Hurunui Hut Mountain biking

13-14 October 2018

It was a grey day for the drive in to Lake Taylor. Snow from the recent southerly lay on the ground where we parked the car and in the manuka trees around the lake. But by 10:40 we were cycling under a blue sky. The fresh snow on the mountains and shimmering sunlight on the lake was stunning.

As we weaved around the puddles, an occasional slug of snow would land on our heads, and a jacket was needed against the cold wind. We passed the junction to Lake Mason, so I looked up to take note of the hills above – that’s the way back tomorrow. The track into Loch Katrine and the wide open Hurunui valley beyond is flat, which made easy riding even with overnight panniers & packs. We stopped for a snack and to photograph the view and the many kowhai trees in bloom.

With bikes there was no problem getting around the locked gate and on a firm grassy track we quickly covered the 4 km to the flowering beech forest and swing bridge where we unloaded our gear and left the bikes. The hut is 20 minutes further on and situated in a clearing so we could enjoy an early afternoon tea in the sun. Later we explored a short way up the valley (not to the hot pools). Graeme chopped logs for the fire; an early dinner with time to read before bed.

Sunday was a little drizzly at first. Back to the bikes by 8:30, we re- loaded and waved to a couple of fisherman camped nearby trying their luck in the stream. Soon we were walking the 4WD track up to the saddle leading to Lake Mason. We tried not to disturb the many mums with lambs fenced in here, so it was over an hour before we reached the top. We crossed a fence (I don’t remember that there last time), before the joy of riding down-hill. Clumps of matagouri lower down looked worse than they were. Beyond that it was easy bush; on the gentle, eastern verge around Lake Mason. Luckily no punctures.

After a quick look at the station hut on the opposite side, we were gliding downhill beside the South Branch of the Hurunui. Unfortunately, Graham had a close encounter with one of the messy puddles churned up by cows. The symptoms of Mycoplasma bovis have not yet developed! Then there was the large hill crossing before we were back looking over Lake Taylor and the mountains beyond.

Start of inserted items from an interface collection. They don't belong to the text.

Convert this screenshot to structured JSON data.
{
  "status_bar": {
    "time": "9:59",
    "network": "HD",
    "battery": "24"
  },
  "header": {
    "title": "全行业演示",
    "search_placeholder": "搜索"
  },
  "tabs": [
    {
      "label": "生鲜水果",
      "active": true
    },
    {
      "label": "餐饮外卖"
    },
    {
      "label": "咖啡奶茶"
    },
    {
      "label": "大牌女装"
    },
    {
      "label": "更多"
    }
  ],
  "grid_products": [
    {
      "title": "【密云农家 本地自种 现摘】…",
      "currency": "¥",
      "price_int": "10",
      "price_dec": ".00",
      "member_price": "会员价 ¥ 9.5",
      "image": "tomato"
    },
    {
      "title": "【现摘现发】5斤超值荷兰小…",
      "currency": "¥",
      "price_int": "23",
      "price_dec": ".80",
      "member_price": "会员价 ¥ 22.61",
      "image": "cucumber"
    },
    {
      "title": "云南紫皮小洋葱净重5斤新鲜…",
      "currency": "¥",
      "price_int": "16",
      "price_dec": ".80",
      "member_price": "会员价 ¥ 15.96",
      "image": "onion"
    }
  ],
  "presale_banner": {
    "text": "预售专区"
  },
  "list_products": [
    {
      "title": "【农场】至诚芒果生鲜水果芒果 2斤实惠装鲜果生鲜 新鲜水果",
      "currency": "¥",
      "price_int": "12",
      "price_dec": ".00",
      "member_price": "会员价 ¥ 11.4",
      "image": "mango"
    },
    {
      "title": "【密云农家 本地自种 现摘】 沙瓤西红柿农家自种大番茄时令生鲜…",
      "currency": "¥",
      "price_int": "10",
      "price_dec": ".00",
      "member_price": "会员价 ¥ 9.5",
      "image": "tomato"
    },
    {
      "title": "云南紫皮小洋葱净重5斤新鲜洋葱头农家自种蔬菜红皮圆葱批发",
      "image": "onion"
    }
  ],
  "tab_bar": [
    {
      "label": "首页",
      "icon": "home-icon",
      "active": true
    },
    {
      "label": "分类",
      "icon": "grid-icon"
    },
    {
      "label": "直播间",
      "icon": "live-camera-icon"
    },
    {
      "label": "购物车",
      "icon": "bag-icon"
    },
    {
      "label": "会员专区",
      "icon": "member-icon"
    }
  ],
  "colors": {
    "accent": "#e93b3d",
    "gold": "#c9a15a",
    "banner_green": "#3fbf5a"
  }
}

A very enjoyable weekend thanks to: Graeme Nicholas. Graham Townsend, Chris Leaver (CL)